--Manny is still looking for 22 on defense. He would like to play 22 in the first quarter against Rice. But he said he's "about halfway there."
"We are not at 22," Diaz said. "We are probably half way there. That's what obsesses right now. We are really looking for people we can put across that line and put in a game. Because when we roll guys in practice, there's a first team and second team. But there's no first-team and second-team when we go play, everyone who steps on the field now is a Texas Longhorn.
"I tell the guys, 'You've got to prove to your teammates that if I tell you go in, the rest of the team doesn't look at me like a crazy man.' Like, 'Why in the world are they putting this guy in?' They've got to gain my trust and the coaches' trust, and they've got to gain the locker room's trust."
--Diaz said he'll explain things like defending the wheel route out of the backfield and guys will say, 'Got it coach.' Now, he wants to see if they've really got it in a game.
"Right now, it's almost like a horse race," Diaz said. "The experienced ones have moved past the what to do? They know what. They've moved on to the how and whys now. The younger ones are still grasping the whats. The hows and whys are still beyond them at this point.
"As a coach, you run out of practice lessons. You kind of have to go out and play now. Sometimes there's that game accountability, where they realize, 'Oh they can score a touchdown on that play,' in front of 101,000 people. Our guys are close. We need to lock in and get ready for an opponent.
"We have to minimize our game lessons. We like to spare our blushes for when no one's watching.

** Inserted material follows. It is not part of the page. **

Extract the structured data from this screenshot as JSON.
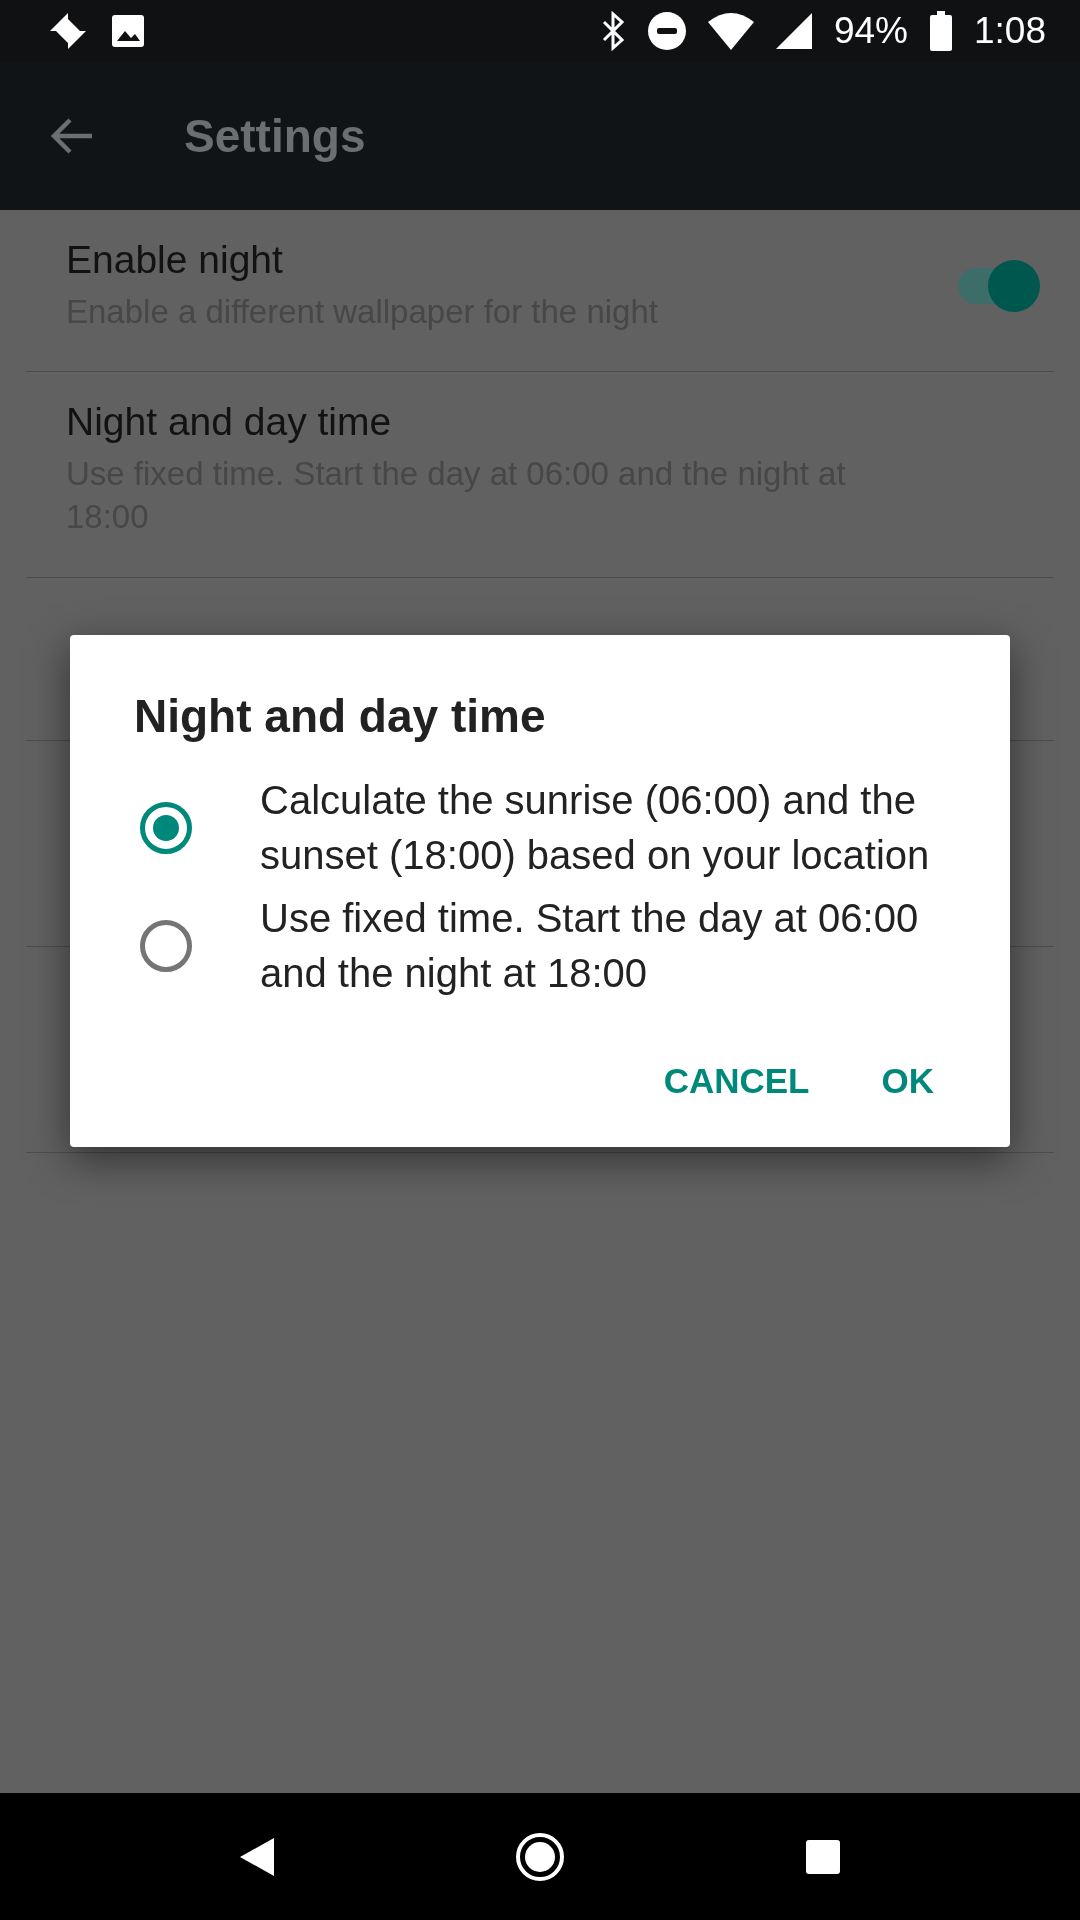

"But this will be a football team that is going to get better every week, and it's going to have to improve week in and week out."